  3. I love that you posted on Barbie. Coming from a family of Barbie-enthusiasts (4 girls), we had absolutly every single thing Barbie could own. But I never grew up aspiring to be Barbie-despite my desire for a Barbie Jeep. Like you C, I would cut my barbie's hair, draw tatoos on her in permanent marker, and spend more time dressing her up than idealizing to look like her-or giving any thought to her proportions.

    I agree with you and Ashley-I think it is helpful to think of Barbie as an object of imagination more than scruitny.

  4. I was always really jealous of Barbie's vast amount and variety of clothing choices. I was so covetous of all her trendy outfits and wanted everything in my size. I also once fell on my pink Barbie car, which slashed open my leg, and I still have the scar to this day. That b!tch put me through hell.

  5. Hahaha, I want to see the Barbie car scar!

  6. Malibu Stacy says:
    Let's bake some cookies for the boys.

  7. Barbie isn't real. She is plastic. I agree that yes some people do take it too far and try to be Barbie look a likes. I understand that you didn't grow up to want to look like Barbie and thats fine. You say you didn't look at her like a hero, but i did.. so does that make me a bimbo? I'm an only child plus when I was growing up we moved to a different state, I had to leave all my friends behind. That left me with the one friend I always had, Barbie. She was there when my parents were fighting and when I felt alone, she was always there.
    Your page offended me, not all Barbie fans are the stupid bimbo type.

  8. Never in this post did I say that girls who are obsessed with Barbie are bimbos and never once did I judge girls who looked up to Barbie like heroes. Re-read the post.

    I quoted Carol Oakman who stated that SHE does not believe Barbie can be empowering because, "ultimately, it's the fact that people think a woman can't look like that, and be so obsessed with her appearance without being a bimbo..."
    Those are her views expressed, not mine.

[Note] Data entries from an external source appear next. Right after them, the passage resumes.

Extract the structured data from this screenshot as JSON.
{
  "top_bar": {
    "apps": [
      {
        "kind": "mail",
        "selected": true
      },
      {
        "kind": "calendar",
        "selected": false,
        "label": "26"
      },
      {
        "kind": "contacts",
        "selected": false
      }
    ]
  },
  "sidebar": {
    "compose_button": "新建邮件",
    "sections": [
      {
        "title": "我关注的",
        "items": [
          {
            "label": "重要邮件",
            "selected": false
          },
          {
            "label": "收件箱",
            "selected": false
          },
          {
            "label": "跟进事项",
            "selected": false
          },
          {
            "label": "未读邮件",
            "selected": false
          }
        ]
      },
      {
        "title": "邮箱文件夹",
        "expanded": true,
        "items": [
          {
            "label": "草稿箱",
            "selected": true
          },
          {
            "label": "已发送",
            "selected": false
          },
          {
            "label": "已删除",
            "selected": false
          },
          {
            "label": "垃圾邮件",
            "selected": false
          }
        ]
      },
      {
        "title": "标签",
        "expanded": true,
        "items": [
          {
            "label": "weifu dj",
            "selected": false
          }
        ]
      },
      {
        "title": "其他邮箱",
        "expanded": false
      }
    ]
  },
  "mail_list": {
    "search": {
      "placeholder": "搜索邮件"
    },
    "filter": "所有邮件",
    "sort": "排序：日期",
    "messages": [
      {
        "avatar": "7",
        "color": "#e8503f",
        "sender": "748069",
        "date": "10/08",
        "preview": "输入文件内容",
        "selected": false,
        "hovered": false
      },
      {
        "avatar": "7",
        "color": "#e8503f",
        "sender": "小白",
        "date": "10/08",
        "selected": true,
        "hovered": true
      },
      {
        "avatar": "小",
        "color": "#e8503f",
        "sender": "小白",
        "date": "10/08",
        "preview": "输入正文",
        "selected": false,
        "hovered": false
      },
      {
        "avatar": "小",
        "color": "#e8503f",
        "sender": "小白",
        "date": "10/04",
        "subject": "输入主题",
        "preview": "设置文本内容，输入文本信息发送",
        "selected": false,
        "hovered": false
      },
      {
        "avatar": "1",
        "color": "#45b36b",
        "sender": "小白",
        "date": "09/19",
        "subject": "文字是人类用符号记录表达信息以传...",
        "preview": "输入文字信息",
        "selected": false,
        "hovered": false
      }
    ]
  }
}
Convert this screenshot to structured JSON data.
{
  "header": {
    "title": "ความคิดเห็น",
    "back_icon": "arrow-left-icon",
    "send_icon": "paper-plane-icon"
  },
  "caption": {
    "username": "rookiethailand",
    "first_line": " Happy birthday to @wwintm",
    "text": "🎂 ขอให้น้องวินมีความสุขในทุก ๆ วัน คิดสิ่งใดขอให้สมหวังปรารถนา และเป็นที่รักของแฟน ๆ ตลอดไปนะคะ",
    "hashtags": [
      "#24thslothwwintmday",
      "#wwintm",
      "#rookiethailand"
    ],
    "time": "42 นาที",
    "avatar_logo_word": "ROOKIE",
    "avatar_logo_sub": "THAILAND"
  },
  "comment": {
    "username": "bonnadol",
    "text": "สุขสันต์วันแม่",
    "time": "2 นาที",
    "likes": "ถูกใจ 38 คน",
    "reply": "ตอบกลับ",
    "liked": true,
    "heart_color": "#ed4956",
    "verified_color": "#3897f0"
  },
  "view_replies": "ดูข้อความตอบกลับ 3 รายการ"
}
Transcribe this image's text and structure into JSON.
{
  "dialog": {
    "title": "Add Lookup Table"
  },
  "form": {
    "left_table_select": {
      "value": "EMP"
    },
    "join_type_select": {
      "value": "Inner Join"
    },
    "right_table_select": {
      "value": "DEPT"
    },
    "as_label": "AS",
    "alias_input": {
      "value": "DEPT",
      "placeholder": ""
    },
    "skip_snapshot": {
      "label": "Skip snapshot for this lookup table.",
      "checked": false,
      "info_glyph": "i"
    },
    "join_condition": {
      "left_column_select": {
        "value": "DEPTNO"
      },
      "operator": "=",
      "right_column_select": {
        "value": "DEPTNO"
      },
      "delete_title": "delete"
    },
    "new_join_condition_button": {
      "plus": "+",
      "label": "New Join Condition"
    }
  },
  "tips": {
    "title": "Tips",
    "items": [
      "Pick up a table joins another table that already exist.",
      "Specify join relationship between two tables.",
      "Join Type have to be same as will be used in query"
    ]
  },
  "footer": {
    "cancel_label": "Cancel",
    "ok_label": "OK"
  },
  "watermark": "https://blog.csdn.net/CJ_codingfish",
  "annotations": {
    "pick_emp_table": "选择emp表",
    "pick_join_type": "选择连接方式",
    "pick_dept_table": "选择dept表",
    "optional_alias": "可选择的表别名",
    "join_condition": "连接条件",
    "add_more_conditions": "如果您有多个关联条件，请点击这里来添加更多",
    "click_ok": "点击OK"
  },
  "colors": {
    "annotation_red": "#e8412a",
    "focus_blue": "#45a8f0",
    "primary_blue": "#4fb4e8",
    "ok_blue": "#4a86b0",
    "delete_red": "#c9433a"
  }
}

    I then followed with a paragraph stating all the pros about Barbie.

    Why would you be offended by a post that presented an objective view of a pop-culture item?